By George Webster
At first glance, Austrian artist Klaus Pichler's spell-binding photographs could be mistaken for a set of stylish advertisements. It takes a moment to digest -- excuse the pun -- that you're staring at pictures of rotting food.
Among them, a pineapple hangs suspended in negative space above an antique gold dish -- its formerly yellow flesh having given way to luminous green mold; Deep purple beetroots sit snugly in an elegant porcelain vase with thin films of gray fur accumulating on their skin.
The idea is simple: "To expose the contradiction between the beauty of food products -- particularly as presented in the media -- and the ugly reality of overconsumption and waste," explained Pichler.
The title of his new series -- "One Third" -- derives from a 2011 U.N. Food and Agriculture Organization report. It revealed a chilling statistic: A third of all food products worldwide go uneaten.

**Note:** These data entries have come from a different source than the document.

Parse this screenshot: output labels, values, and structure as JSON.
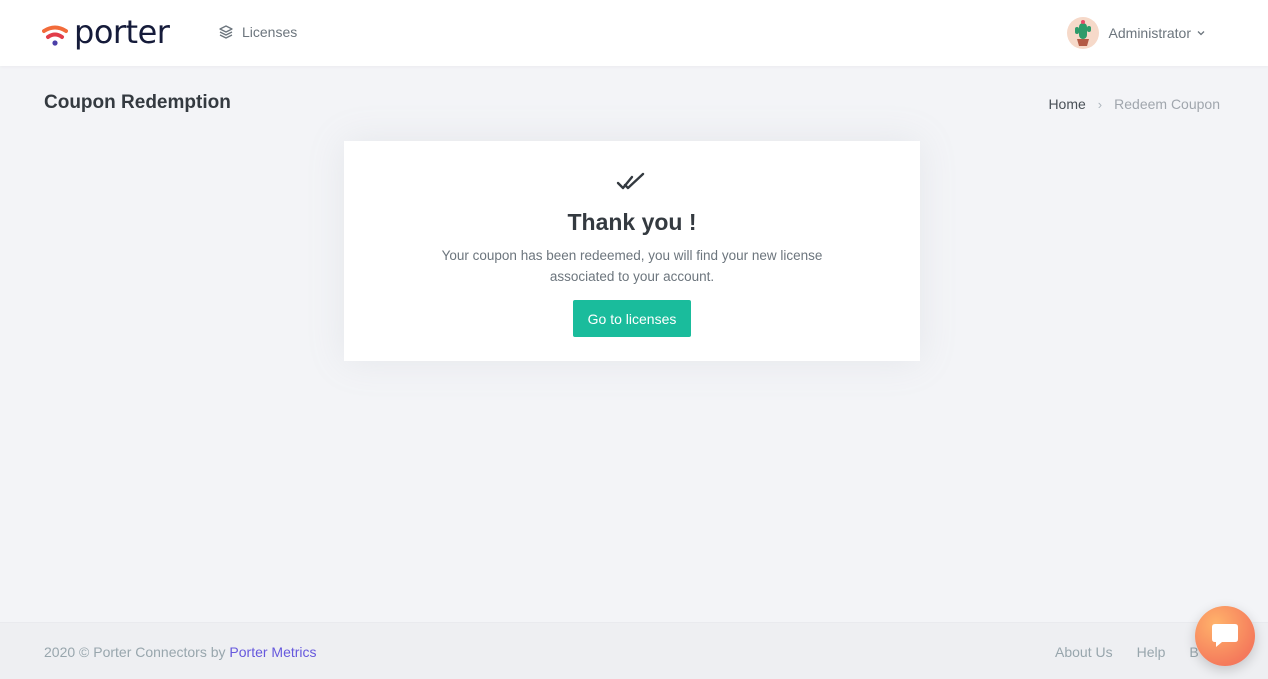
{
  "brand": {
    "name": "porter",
    "colors": {
      "primary": "#1abc9c",
      "link": "#6658dd",
      "logo_text": "#151b3a"
    }
  },
  "topnav": {
    "licenses_label": "Licenses",
    "licenses_icon": "layers-icon",
    "user_name": "Administrator"
  },
  "page": {
    "title": "Coupon Redemption",
    "breadcrumb": {
      "home": "Home",
      "separator": "›",
      "current": "Redeem Coupon"
    }
  },
  "card": {
    "icon": "double-check-icon",
    "title": "Thank you !",
    "message": "Your coupon has been redeemed, you will find your new license associated to your account.",
    "button_label": "Go to licenses"
  },
  "footer": {
    "copyright": "2020 © Porter Connectors by",
    "company_link": "Porter Metrics",
    "links": [
      "About Us",
      "Help",
      "B"
    ]
  },
  "chat": {
    "icon": "chat-bubble-icon"
  }
}
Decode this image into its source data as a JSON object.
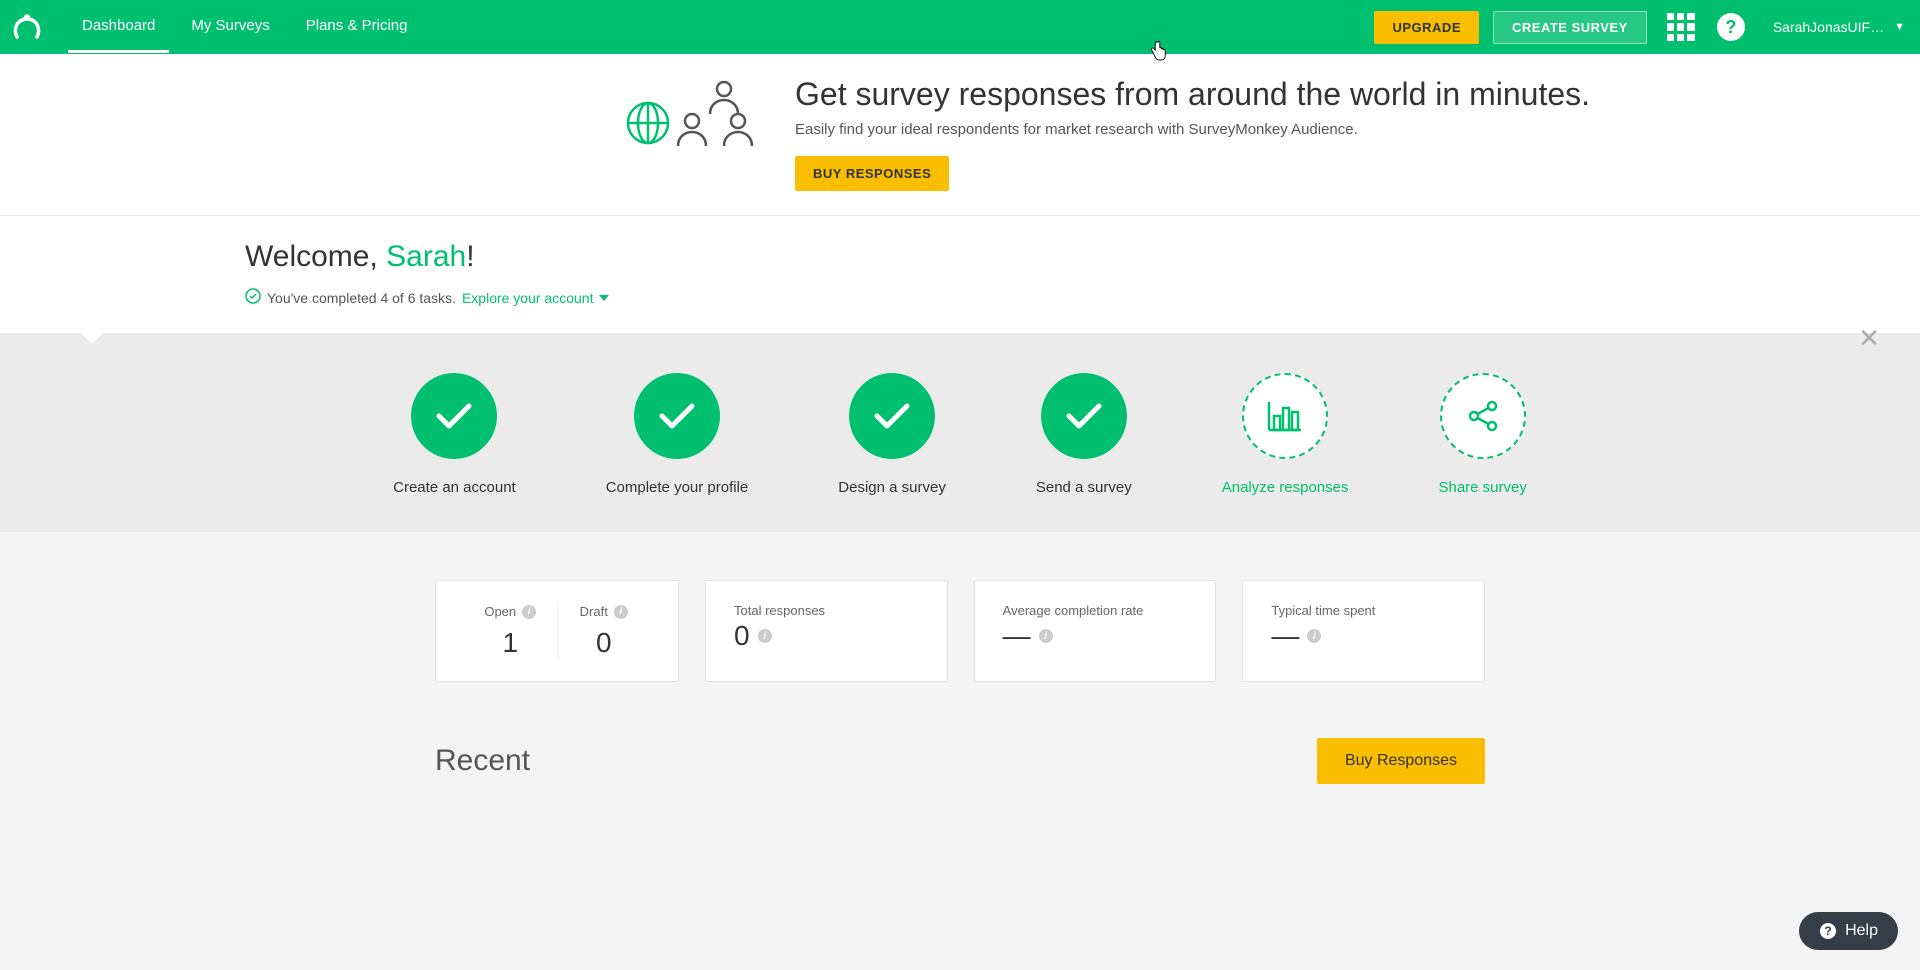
{
  "nav": {
    "links": [
      "Dashboard",
      "My Surveys",
      "Plans & Pricing"
    ],
    "upgrade": "UPGRADE",
    "create_survey": "CREATE SURVEY",
    "username": "SarahJonasUIF…"
  },
  "promo": {
    "title": "Get survey responses from around the world in minutes.",
    "subtitle": "Easily find your ideal respondents for market research with SurveyMonkey Audience.",
    "cta": "BUY RESPONSES"
  },
  "welcome": {
    "prefix": "Welcome, ",
    "name": "Sarah",
    "suffix": "!",
    "tasks_text": "You've completed 4 of 6 tasks.",
    "explore": "Explore your account"
  },
  "tasks": [
    {
      "label": "Create an account",
      "done": true
    },
    {
      "label": "Complete your profile",
      "done": true
    },
    {
      "label": "Design a survey",
      "done": true
    },
    {
      "label": "Send a survey",
      "done": true
    },
    {
      "label": "Analyze responses",
      "done": false,
      "icon": "chart"
    },
    {
      "label": "Share survey",
      "done": false,
      "icon": "share"
    }
  ],
  "stats": {
    "open_label": "Open",
    "open_value": "1",
    "draft_label": "Draft",
    "draft_value": "0",
    "total_label": "Total responses",
    "total_value": "0",
    "avg_label": "Average completion rate",
    "avg_value": "—",
    "time_label": "Typical time spent",
    "time_value": "—"
  },
  "recent": {
    "title": "Recent",
    "buy": "Buy Responses"
  },
  "help_widget": "Help"
}
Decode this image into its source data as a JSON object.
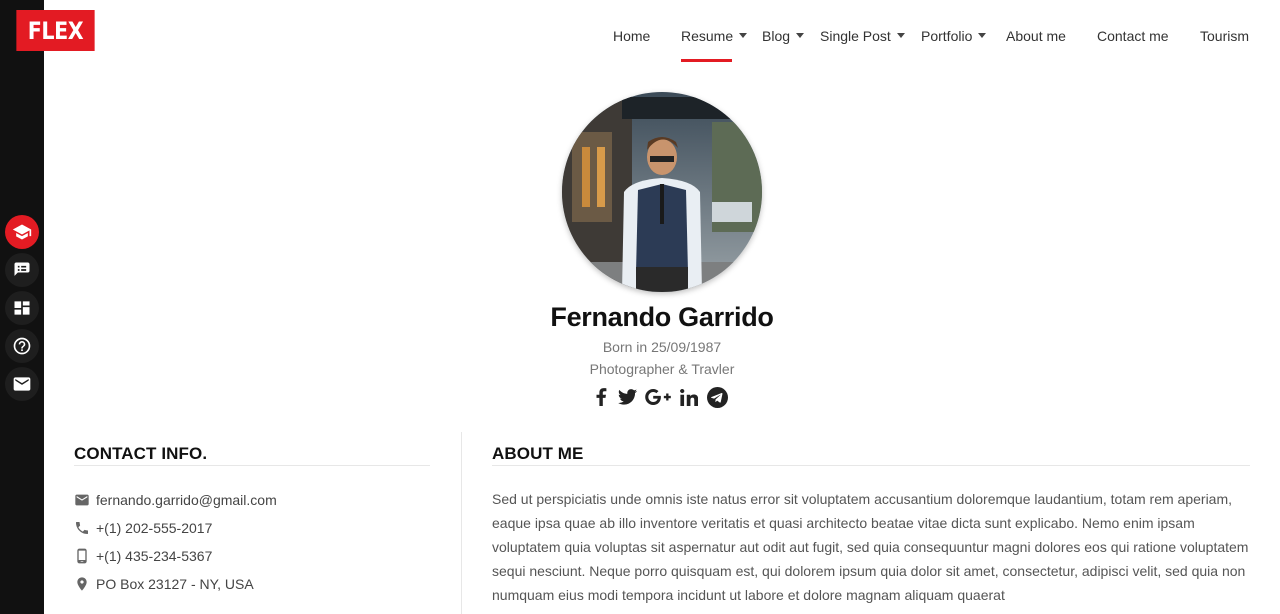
{
  "brand": {
    "logo_text": "FLEX",
    "accent": "#e31b23"
  },
  "sidebar": {
    "icons": [
      "graduation-cap-icon",
      "list-icon",
      "dashboard-icon",
      "help-icon",
      "mail-icon"
    ],
    "active_index": 0,
    "bg": "#111111"
  },
  "nav": {
    "items": [
      {
        "label": "Home",
        "dropdown": false
      },
      {
        "label": "Resume",
        "dropdown": true,
        "active": true
      },
      {
        "label": "Blog",
        "dropdown": true
      },
      {
        "label": "Single Post",
        "dropdown": true
      },
      {
        "label": "Portfolio",
        "dropdown": true
      },
      {
        "label": "About me",
        "dropdown": false
      },
      {
        "label": "Contact me",
        "dropdown": false
      },
      {
        "label": "Tourism",
        "dropdown": false
      }
    ]
  },
  "profile": {
    "name": "Fernando Garrido",
    "born": "Born in 25/09/1987",
    "role": "Photographer & Travler",
    "socials": [
      "facebook-icon",
      "twitter-icon",
      "google-plus-icon",
      "linkedin-icon",
      "telegram-icon"
    ]
  },
  "contact": {
    "title": "CONTACT INFO.",
    "email": "fernando.garrido@gmail.com",
    "phone": "+(1) 202-555-2017",
    "mobile": "+(1) 435-234-5367",
    "address": "PO Box 23127 - NY, USA"
  },
  "about": {
    "title": "ABOUT ME",
    "text": "Sed ut perspiciatis unde omnis iste natus error sit voluptatem accusantium doloremque laudantium, totam rem aperiam, eaque ipsa quae ab illo inventore veritatis et quasi architecto beatae vitae dicta sunt explicabo. Nemo enim ipsam voluptatem quia voluptas sit aspernatur aut odit aut fugit, sed quia consequuntur magni dolores eos qui ratione voluptatem sequi nesciunt. Neque porro quisquam est, qui dolorem ipsum quia dolor sit amet, consectetur, adipisci velit, sed quia non numquam eius modi tempora incidunt ut labore et dolore magnam aliquam quaerat"
  }
}
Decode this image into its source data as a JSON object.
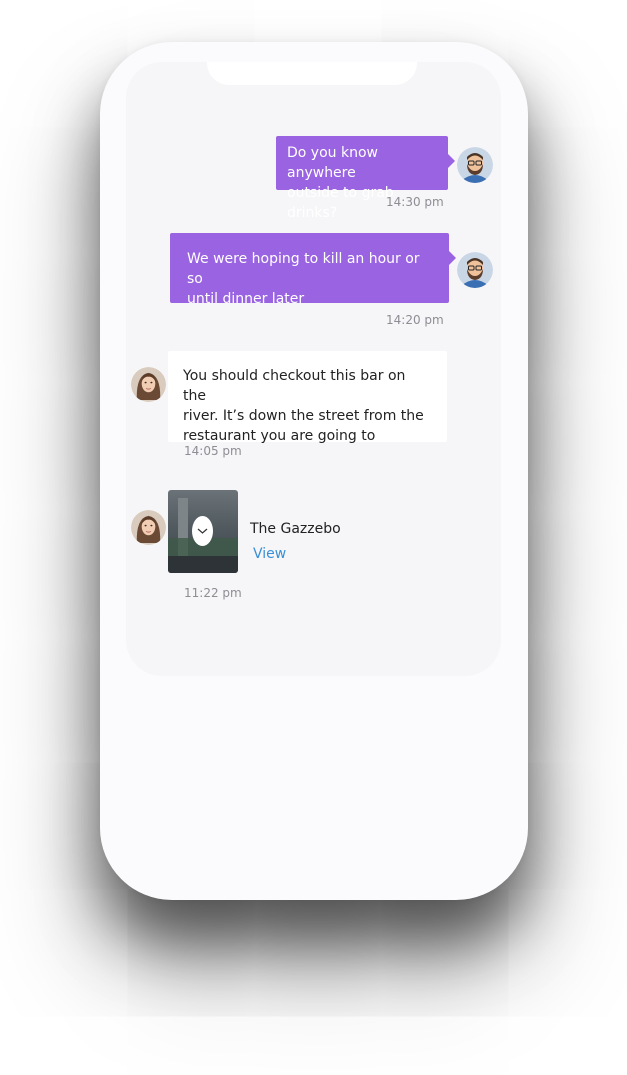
{
  "messages": [
    {
      "lines": [
        "Do you know anywhere",
        "outside to grab drinks?"
      ],
      "time": "14:30 pm",
      "sender": "me"
    },
    {
      "lines": [
        "We were hoping to kill an hour or so",
        "until dinner later"
      ],
      "time": "14:20 pm",
      "sender": "me"
    },
    {
      "lines": [
        "You should checkout this bar on the",
        "river. It’s down the street from the",
        "restaurant you are going to"
      ],
      "time": "14:05 pm",
      "sender": "contact"
    }
  ],
  "location_card": {
    "name": "The Gazzebo",
    "link_label": "View",
    "time": "11:22 pm",
    "icon": "chevron-down-icon"
  },
  "colors": {
    "outgoing_bubble": "#9a63e1",
    "incoming_bubble": "#ffffff",
    "link": "#3a8fd4",
    "timestamp": "#8d8d93"
  }
}
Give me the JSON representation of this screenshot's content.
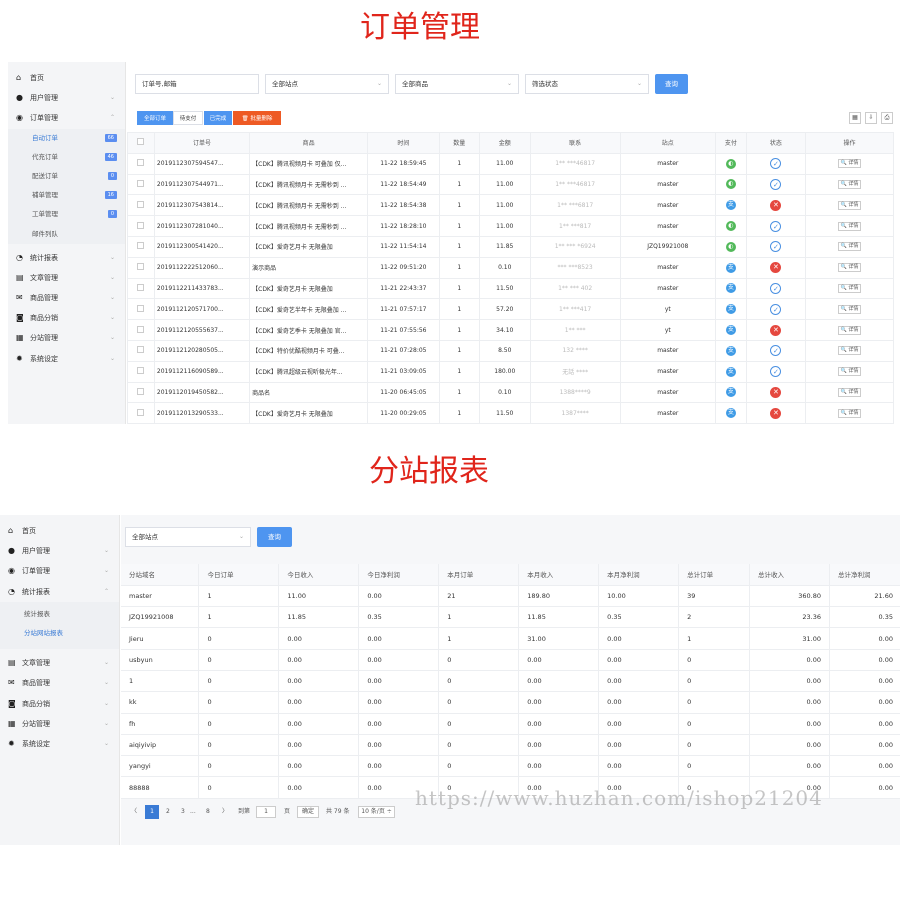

Depending on the type of food in question, this figure ranges from between 25% and 75% and, altogether, it amounts to 1.3 billion tons of edible goods discarded each year.